Readers: This is article 4 of 25 from my no-nonsense “Mortgage Basics” quick-reference series.
An adjustable rate mortgage, otherwise known as an ARM mortgage, is a home loan that uses the property being purchased as collateral. Unlike a fixed-rate mortgage where the interest rate never changes, an adjustable rate mortgage has a fixed rate for a limited introductory period that typically varies between three and ten years. After that, the interest rate fluctuates up or down for the rest of the loan term.
For example, a 3/1 arm sets your interest rate for the first three years, and then adjusts annually for the next 27, assuming a typical 30-year loan period. Other common examples include 5/1, 7/1, and 10/1 ARMs.
Since the initial interest rate for an ARM is almost always less than a fixed-rate mortgage, the monthly payments are less. However, that can change if interest rates rise significantly over the life of the loan.
ARMs may be a viable option for those who expect any of the following:
- Interest rates will fall in the future
- They’ll refinance before the introductory period expires
- Their future income will rise, thereby offsetting potential higher payments
- They’ll sell their home before the initial interest rate increases
On the other hand, you should avoid an ARM if:
- You’re risk averse
- You’re uncertain whether your income will be higher in the future
Photo Credit: GotCredit
Hi Len. My wife and I got an ARM about 10 years ago, not really understanding what it was, or how it would act.

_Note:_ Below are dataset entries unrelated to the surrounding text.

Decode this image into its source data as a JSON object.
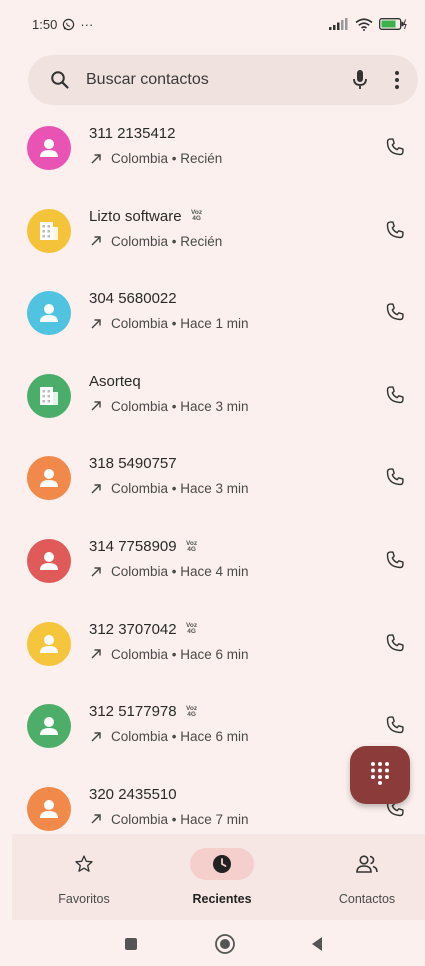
{
  "status_bar": {
    "time": "1:50",
    "extra": "···"
  },
  "search": {
    "placeholder": "Buscar contactos"
  },
  "calls": [
    {
      "name": "311 2135412",
      "volte": false,
      "detail": "Colombia • Recién",
      "avatar_color": "#e953b4",
      "avatar_type": "person"
    },
    {
      "name": "Lizto software",
      "volte": true,
      "detail": "Colombia • Recién",
      "avatar_color": "#f4c33a",
      "avatar_type": "business"
    },
    {
      "name": "304 5680022",
      "volte": false,
      "detail": "Colombia • Hace 1 min",
      "avatar_color": "#4fc3e0",
      "avatar_type": "person"
    },
    {
      "name": "Asorteq",
      "volte": false,
      "detail": "Colombia • Hace 3 min",
      "avatar_color": "#4aae6a",
      "avatar_type": "business"
    },
    {
      "name": "318 5490757",
      "volte": false,
      "detail": "Colombia • Hace 3 min",
      "avatar_color": "#f0894a",
      "avatar_type": "person"
    },
    {
      "name": "314 7758909",
      "volte": true,
      "detail": "Colombia • Hace 4 min",
      "avatar_color": "#e05a5a",
      "avatar_type": "person"
    },
    {
      "name": "312 3707042",
      "volte": true,
      "detail": "Colombia • Hace 6 min",
      "avatar_color": "#f5c63c",
      "avatar_type": "person"
    },
    {
      "name": "312 5177978",
      "volte": true,
      "detail": "Colombia • Hace 6 min",
      "avatar_color": "#4cae68",
      "avatar_type": "person"
    },
    {
      "name": "320 2435510",
      "volte": false,
      "detail": "Colombia • Hace 7 min",
      "avatar_color": "#f0894a",
      "avatar_type": "person"
    }
  ],
  "volte_label": {
    "line1": "Voz",
    "line2": "4G"
  },
  "nav": {
    "favorites": "Favoritos",
    "recents": "Recientes",
    "contacts": "Contactos"
  },
  "colors": {
    "background": "#fbf0ee",
    "fab": "#8a3b3a",
    "active_pill": "#f4cfcc"
  }
}
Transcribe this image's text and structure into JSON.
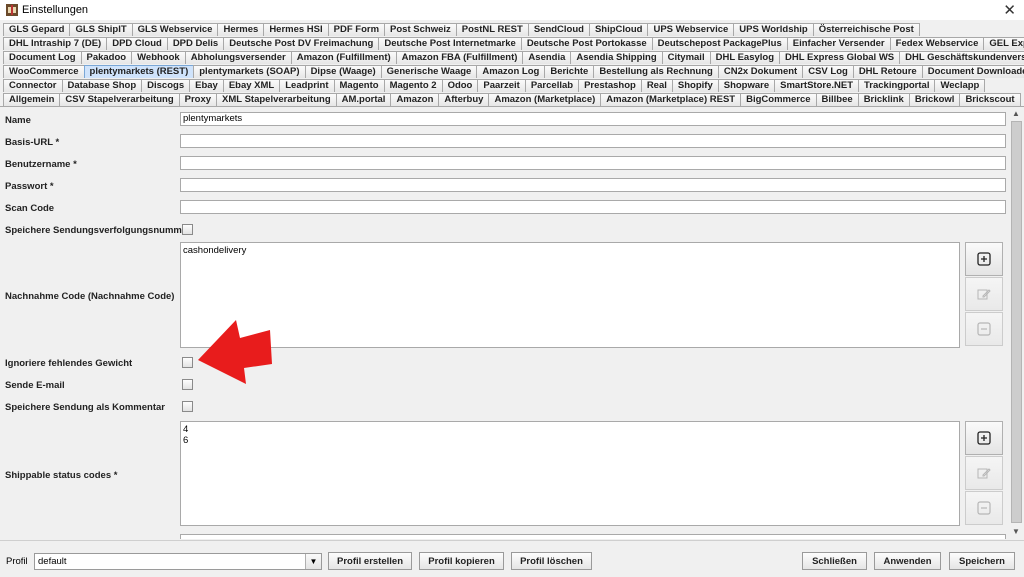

Very stupid on our part initially — we should have done our homework. That being said, the ARM has been very good to us. The rate started at 5.25, and after three years, it did not adjust. The year after, it adjusted to 4.25, and then 3.25 for a while. It has been sitting at 2.25 for the past three years or so, and since we have been paying double or more on our house payments, we will have the house paid off in the next 2 or 3 years. The most that the rate can adjust is 1 percentage point per year, so we are looking at a maximum rate of 5.25 percent by the time we pay off the house (17 years early!). Anyway, I don’t know if that qualifies as a success story or not, but it seems to have worked out well for us.
I forgot to add that I do realize that it could have gone the other way, and have the rate increase a point each year, but I guess we got lucky. Whew!
Len Penzo says
That sounds like quite a success story to me, Matt! Congratulations!